Frequently Asked Questions
We get asked a lot of different questions about Nile Cruises so we have created this page to list the most regular questions we've been asked. If you have any questions you might want to see if the answer is included below. If not then why not submit your own question to receive answers not found in the FAQs below.
"This is an "ongoing" task that will be added to on a regular basis. At the time of writing (14 December 2010) we've only just begun the task but if you pop back in a regularly you'll find a whole list of questions".
Q: What travel documents are required to travel to Egypt for a Nile Cruise?
A: You will need a full British Passport that is valid for travel for at least 6 months after the date of your return travel. You will also need to purchase an Egyptian Visitor's Visa on arrival in Egypt. (Please see the question below). You should also ensure to take out sufficient travel insurance as you will not be covered for medical expenses should you fall ill in Egypt. Travel Insurance is an essential.
Q: Do I need to purchase an Egyptian Visitor's Visa in advance?
A: No. In fact we recommend that you dont' do that as it will be a waste of money for you. You can purchase your Visitor's Visa on arrival at the airport. On most flights you will be handed a short form that you will complete by entering all of your passport details. (TIP: Dont' leave your passports in the overhead lockers!). On arrival you simply hand in the form with your passport and the fee (usually ?15 sterling) and they will stamp your passport with your visa.
Q: Do I any vaccinations to visit Egypt?
A: Currently there are no compulsory recommendations for any vaccinations for visitors to Egypt and there hasnt' been for some considerable time. However you can consult the Foreign and Commonwealth Office's website "Egypt Travel Page" for their latest recommendations.
One health precaution that we recommend to our clients is that they purchase the small liquid soap dispensers (that are readily available from UK chemists and at the airport) and that you carry them with you at all times. The Egyptian currency can be quite grubby so it's best to avoid the chance of picking up any bacteria by washing your hands each time you handle money.
Q: What is the suitability of a Nile Cruise for disabled persons?
A: We are often asked by clients about the suitability of a Nile cruise for disabled persons or those with walking difficulties and we try to be totally honest and answer that it will be pretty difficult. However it really depends on the mobility of the person.
There are no Nile Cruise ships that we know of that have elevators and as all ships have at least 3 decks it will mean that the person involved will have to walk up at least three flights of stairs to access the sundeck.
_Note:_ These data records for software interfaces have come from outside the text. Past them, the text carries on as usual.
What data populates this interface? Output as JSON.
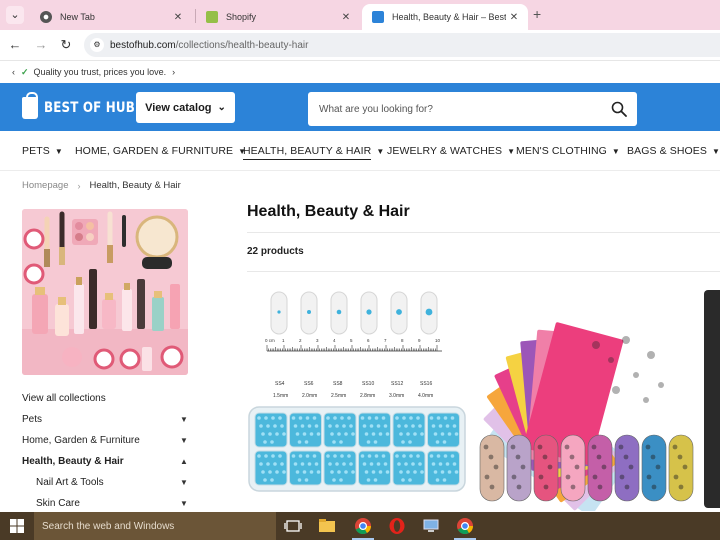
{
  "browser": {
    "tabs": [
      {
        "title": "New Tab",
        "active": false
      },
      {
        "title": "Shopify",
        "active": false
      },
      {
        "title": "Health, Beauty & Hair – Best Of",
        "active": true
      }
    ],
    "close_glyph": "✕",
    "new_tab_glyph": "+",
    "url_host": "bestofhub.com",
    "url_path": "/collections/health-beauty-hair"
  },
  "announcement": {
    "text": "Quality you trust, prices you love."
  },
  "store": {
    "logo_text": "BEST OF HUB",
    "catalog_label": "View catalog",
    "search_placeholder": "What are you looking for?"
  },
  "nav": [
    {
      "label": "PETS",
      "current": false
    },
    {
      "label": "HOME, GARDEN & FURNITURE",
      "current": false
    },
    {
      "label": "HEALTH, BEAUTY & HAIR",
      "current": true
    },
    {
      "label": "JEWELRY & WATCHES",
      "current": false
    },
    {
      "label": "MEN'S CLOTHING",
      "current": false
    },
    {
      "label": "BAGS & SHOES",
      "current": false
    }
  ],
  "breadcrumb": {
    "home": "Homepage",
    "current": "Health, Beauty & Hair"
  },
  "sidebar": {
    "items": [
      {
        "label": "View all collections",
        "chevron": "",
        "active": false,
        "sub": false
      },
      {
        "label": "Pets",
        "chevron": "down",
        "active": false,
        "sub": false
      },
      {
        "label": "Home, Garden & Furniture",
        "chevron": "down",
        "active": false,
        "sub": false
      },
      {
        "label": "Health, Beauty & Hair",
        "chevron": "up",
        "active": true,
        "sub": false
      },
      {
        "label": "Nail Art & Tools",
        "chevron": "down",
        "active": false,
        "sub": true
      },
      {
        "label": "Skin Care",
        "chevron": "down",
        "active": false,
        "sub": true
      }
    ]
  },
  "collection": {
    "title": "Health, Beauty & Hair",
    "count": "22 products"
  },
  "ruler": {
    "numbers": [
      "0 cm",
      "1",
      "2",
      "3",
      "4",
      "5",
      "6",
      "7",
      "8",
      "9",
      "10"
    ],
    "sizes": [
      "SS4",
      "SS6",
      "SS8",
      "SS10",
      "SS12",
      "SS16"
    ],
    "mm": [
      "1.5mm",
      "2.0mm",
      "2.5mm",
      "2.8mm",
      "3.0mm",
      "4.0mm"
    ]
  },
  "taskbar": {
    "search_placeholder": "Search the web and Windows"
  }
}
Plus to actually board the ship he or she will need to be able to walk up the very narrow gangplank.
With regard to the excursions to places like the Valley of the Kings, etc, there is a fair bit of walking involved and often over rough or uneven terrain so walking can be difficult if you have any sort of walking difficulty. Using a mobility scooter would also mean having to ask people to help you now and then to lift it onto varying levels of ground and up and down steps. So it really does depend on how mobile the person is as to how they would cope.
There is one ship that has been specially designed to take travellers with disabilities and they also have sufficient numbers of assistants to help when visiting the various sites but I know it's very expensive in comparison to normal Nile Cruise prices. We can let you have details if you would like to know more.
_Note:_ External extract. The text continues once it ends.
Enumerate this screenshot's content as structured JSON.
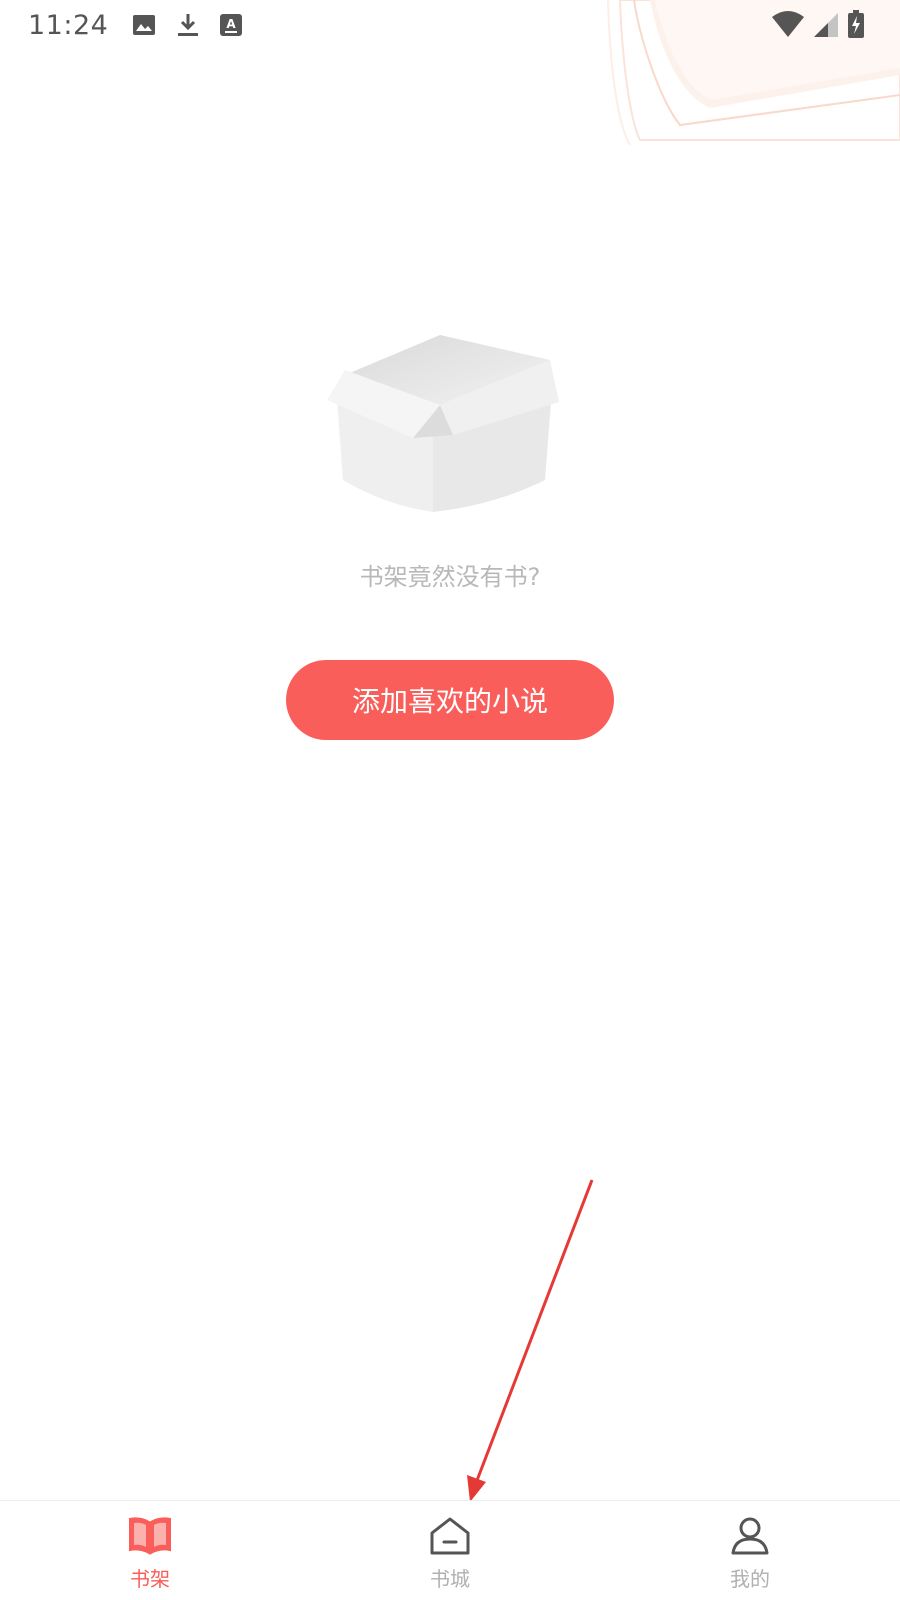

On the Viking Princess, the Royal Viking and one or two other ships we can arrange for "private tours". These tours are arranged to help disabled clients to enjoy a full excursion programme and include assistance to enable clients to proceed at their own speed. There are some conditions involved in "private tours" but if you would like to know more please do not hesitate to call us.
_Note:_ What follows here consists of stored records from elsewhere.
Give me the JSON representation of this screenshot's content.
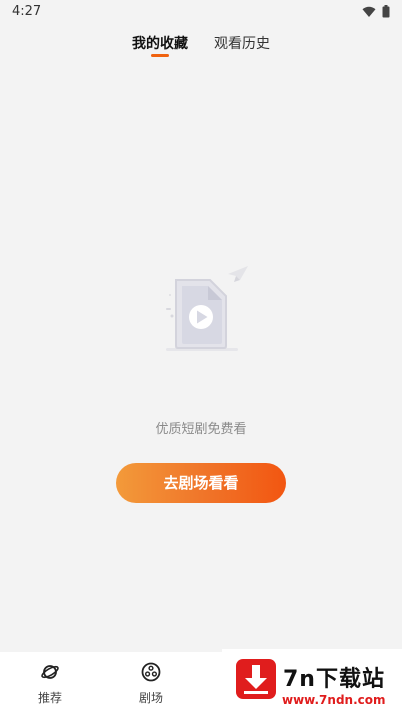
{
  "status_bar": {
    "time": "4:27",
    "icons": [
      "wifi-icon",
      "battery-icon"
    ]
  },
  "tabs": [
    {
      "label": "我的收藏",
      "active": true
    },
    {
      "label": "观看历史",
      "active": false
    }
  ],
  "accent_color": "#f0620f",
  "empty_state": {
    "icon": "video-file-icon",
    "message": "优质短剧免费看",
    "button_label": "去剧场看看"
  },
  "bottom_nav": [
    {
      "label": "推荐",
      "icon": "planet-icon"
    },
    {
      "label": "剧场",
      "icon": "film-reel-icon"
    }
  ],
  "watermark": {
    "title": "7n下载站",
    "url": "www.7ndn.com"
  }
}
Q: Would you recommend staying in "downtown Cairo" or in Giza, near The Pyramids?
A: We've stayed at the hotels near the Pyramids and we also send clients to most of the hotels in Giza each week. The distance is about 8 miles or 13 kilometers but we usually recommend people stay in Giza rather than downtown Cairo if they are only staying for 2 or 3 days. The reason is because the traffic is so busy that it can take you between one and a half to two hours to get out to the Pyramids from downtown Cairo.
We think that you really need a full day to get the most of your time at the Pyramids as there is a full day excursion that takes in Memphis, Sakkara and the Pyramids that starts around 8.30am. So if you've stayed downtown you are going to have to leave your city centre hotel really early to get out to the Pyramids in time. Whereas if your staying in Giza it's much easier to start your day on time without sitting in a huge traffic jam. The second day you could book a half day excursion to visit the Egyptian Museum and downtown Cairo.
We recommend a number of hotels at Giza most of which have great views of the nearby Pyramids but double check before you decide which hotel to book as a number of them currently have extensive building work going on which might spoil your stay. One we would recommend, which doesn't' have building works at the moment is the Mercure Le Sphinx which is pretty much opposite the Pyramids and is good value. You can read more about various Giza hotels on our Cairo Hotels page or you can download our FREE Nile Cruise Guide which will give you more advice.
** More Q&A's to follow